__What you are asked to do__:
Tell how many lines in these records contain the string "Pily", with only the number as the reply.

__Recorded data__:
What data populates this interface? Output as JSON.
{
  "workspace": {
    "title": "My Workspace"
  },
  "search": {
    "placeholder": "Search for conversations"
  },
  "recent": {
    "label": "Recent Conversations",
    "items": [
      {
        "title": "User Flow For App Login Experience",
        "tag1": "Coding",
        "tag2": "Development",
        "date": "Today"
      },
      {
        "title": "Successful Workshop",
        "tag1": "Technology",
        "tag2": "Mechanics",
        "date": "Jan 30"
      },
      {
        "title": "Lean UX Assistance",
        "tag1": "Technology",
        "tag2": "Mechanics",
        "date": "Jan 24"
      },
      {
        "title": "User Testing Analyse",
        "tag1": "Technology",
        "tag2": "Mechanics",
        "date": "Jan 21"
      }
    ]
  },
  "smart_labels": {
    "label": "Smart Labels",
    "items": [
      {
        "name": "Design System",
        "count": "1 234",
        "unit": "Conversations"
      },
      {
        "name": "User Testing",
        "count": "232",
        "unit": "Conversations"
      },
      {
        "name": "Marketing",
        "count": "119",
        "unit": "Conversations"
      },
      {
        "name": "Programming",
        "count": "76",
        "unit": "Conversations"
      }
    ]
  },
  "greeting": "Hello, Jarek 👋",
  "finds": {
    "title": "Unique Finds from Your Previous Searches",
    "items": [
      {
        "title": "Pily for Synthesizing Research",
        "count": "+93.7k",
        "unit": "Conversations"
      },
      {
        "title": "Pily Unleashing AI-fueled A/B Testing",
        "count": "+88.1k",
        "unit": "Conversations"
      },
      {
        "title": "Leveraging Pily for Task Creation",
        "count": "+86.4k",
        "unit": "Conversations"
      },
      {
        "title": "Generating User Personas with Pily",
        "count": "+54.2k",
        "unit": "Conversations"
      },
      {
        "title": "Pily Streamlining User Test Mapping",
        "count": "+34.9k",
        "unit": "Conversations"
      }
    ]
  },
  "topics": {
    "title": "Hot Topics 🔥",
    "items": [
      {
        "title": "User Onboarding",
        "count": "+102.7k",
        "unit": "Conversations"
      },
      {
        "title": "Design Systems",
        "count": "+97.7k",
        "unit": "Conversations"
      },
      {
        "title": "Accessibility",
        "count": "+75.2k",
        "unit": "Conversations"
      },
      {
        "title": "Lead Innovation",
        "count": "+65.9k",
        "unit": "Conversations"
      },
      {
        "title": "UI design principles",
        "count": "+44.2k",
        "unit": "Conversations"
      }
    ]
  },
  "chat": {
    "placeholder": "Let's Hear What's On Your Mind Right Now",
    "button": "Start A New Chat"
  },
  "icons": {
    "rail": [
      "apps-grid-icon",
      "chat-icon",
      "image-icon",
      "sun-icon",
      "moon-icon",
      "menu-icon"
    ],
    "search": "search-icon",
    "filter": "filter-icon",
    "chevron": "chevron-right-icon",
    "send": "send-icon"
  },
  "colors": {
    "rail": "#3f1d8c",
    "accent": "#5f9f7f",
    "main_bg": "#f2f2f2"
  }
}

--

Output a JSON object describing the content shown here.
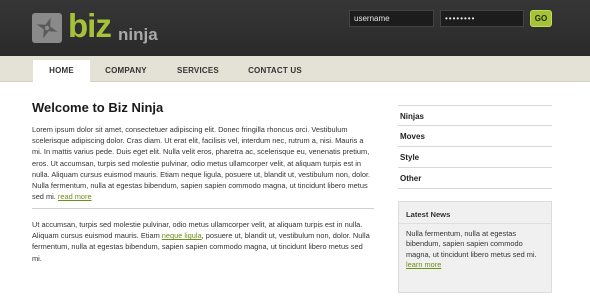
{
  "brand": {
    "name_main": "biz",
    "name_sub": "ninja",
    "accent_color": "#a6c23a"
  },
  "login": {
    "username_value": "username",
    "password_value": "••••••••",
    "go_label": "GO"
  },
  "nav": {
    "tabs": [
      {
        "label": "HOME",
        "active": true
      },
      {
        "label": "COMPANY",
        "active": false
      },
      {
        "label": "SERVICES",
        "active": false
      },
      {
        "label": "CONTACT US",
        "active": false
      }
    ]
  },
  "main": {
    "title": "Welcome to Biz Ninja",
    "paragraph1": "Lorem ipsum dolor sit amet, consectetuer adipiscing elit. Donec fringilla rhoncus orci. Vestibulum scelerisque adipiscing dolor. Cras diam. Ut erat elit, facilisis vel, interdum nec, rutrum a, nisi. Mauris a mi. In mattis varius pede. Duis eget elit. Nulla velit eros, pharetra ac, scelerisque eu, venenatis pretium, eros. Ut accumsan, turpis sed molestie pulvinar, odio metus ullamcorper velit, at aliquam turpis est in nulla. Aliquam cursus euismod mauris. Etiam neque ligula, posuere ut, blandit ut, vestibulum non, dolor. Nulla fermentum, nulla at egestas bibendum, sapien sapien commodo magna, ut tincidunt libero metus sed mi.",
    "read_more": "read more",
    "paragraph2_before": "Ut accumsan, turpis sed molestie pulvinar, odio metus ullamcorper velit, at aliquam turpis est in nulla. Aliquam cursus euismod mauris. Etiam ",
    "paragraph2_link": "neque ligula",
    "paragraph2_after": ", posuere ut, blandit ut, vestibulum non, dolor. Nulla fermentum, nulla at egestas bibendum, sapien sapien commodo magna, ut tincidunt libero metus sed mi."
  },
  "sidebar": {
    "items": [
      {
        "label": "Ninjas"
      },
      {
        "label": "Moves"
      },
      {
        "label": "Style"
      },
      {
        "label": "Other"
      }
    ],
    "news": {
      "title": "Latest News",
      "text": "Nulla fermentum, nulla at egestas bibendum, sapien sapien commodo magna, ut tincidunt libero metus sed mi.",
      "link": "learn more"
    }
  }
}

__Expected output__:
5